Figure denied the report (the firm is suing the publication) and Cagney said the main cause for the delay was the fact that auditors are not familiar with on-chain practices.
DoubleLine buys in
Unlike most securitizations, Figure’s was not rated by an agency like Moody’s or Standard & Poor’s, nor was it registered with the Securities and Exchange Commission (SEC). As an unrated private placement, the bonds would be more difficult to sell in the secondary market should the investors ever want to unload them.
However, Figure did successfully sell the bonds to third-party investors: Jeffrey Gundlach’s DoubleLine for the $127 million of senior notes and Tilden Park Capital Management for the riskier $22 million subordinated tranche, according to a white paper from Figure. Previously, European financial institutions Santander and Societe Generale have issued bonds on the public Ethereum blockchain, but only to themselves.
DoubleLine will be paid a 4 percent coupon on the senior bonds, which are expected to be paid down in three years. That’s more than three percentage points higher than the current yield on three-year U.S. Treasury bonds.
Cagney said the pricing on the senior bond was on par with comparable products and the firm did not have to compensate investors extra for the novelty of a blockchain, which he said adds value.
“There wasn’t a premium we had to pay on the blockchain side,” he said.
Provenance is different from the blockchains underpinning cryptocurrencies such as bitcoin.
For one thing, it is “public permissioned,” meaning that while anyone can view the ledger, only authorized parties may write to it. No one needs permission to send a bitcoin transaction, and while mining on that network is an expensive undertaking, theoretically it’s open to all comers.
Further, there are 12 nodes validating transactions on the Provenance network, and Figure would identify only one of the operators, mutual fund giant Franklin Templeton. Thousands of nodes run on the Bitcoin and Ethereum networks worldwide.

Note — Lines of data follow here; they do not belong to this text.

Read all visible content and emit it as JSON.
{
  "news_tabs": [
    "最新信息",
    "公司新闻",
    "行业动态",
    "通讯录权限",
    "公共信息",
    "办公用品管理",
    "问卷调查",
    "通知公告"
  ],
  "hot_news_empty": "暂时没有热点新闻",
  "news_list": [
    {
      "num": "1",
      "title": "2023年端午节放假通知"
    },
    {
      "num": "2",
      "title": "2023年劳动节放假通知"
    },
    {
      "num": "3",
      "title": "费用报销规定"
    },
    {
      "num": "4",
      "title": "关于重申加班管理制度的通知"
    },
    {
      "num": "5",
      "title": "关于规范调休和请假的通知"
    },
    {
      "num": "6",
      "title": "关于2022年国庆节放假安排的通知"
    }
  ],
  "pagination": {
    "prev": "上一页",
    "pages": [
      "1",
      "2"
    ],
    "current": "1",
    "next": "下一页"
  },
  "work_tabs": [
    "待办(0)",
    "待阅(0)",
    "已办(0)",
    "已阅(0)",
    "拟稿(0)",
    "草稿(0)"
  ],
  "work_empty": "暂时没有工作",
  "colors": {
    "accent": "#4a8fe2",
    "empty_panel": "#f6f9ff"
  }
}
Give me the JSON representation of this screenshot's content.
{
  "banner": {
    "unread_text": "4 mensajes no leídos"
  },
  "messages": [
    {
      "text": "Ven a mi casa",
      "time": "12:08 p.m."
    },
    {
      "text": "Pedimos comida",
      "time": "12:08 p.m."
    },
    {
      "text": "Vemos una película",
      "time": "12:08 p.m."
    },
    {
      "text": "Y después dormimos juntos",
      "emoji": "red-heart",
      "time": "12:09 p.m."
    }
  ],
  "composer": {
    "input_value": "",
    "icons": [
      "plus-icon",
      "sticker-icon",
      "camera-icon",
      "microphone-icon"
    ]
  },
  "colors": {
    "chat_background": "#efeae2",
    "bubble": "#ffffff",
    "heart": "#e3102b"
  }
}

Figure developed Provenance in-house, using the consensus mechanism of Hyperledger, one of the three main open-source enterprise blockchain platforms (the others being R3’s Corda and private versions of Ethereum).
The firm aims to securitize another $200 million of HELOCs in the next four weeks and to issue its first student loan-backed bonds in the second quarter, according to Cagney.
And if Figure’s model catches on, it might ameliorate some of the problems that contributed to the global market meltdown of 2008.
“Securitization failed in the financial crisis because too many pools were originated without investors being able to efficiently understand what was in the pool and what they were lending against,” said Cohen, who made his name as a securitization lawyer and now specializes in blockchain work. “You could have detailed information without verification and you can have accurate information that may not be very granular.”
By contrast, “blockchain can give investors a better sense of what they are buying and how they are performing.”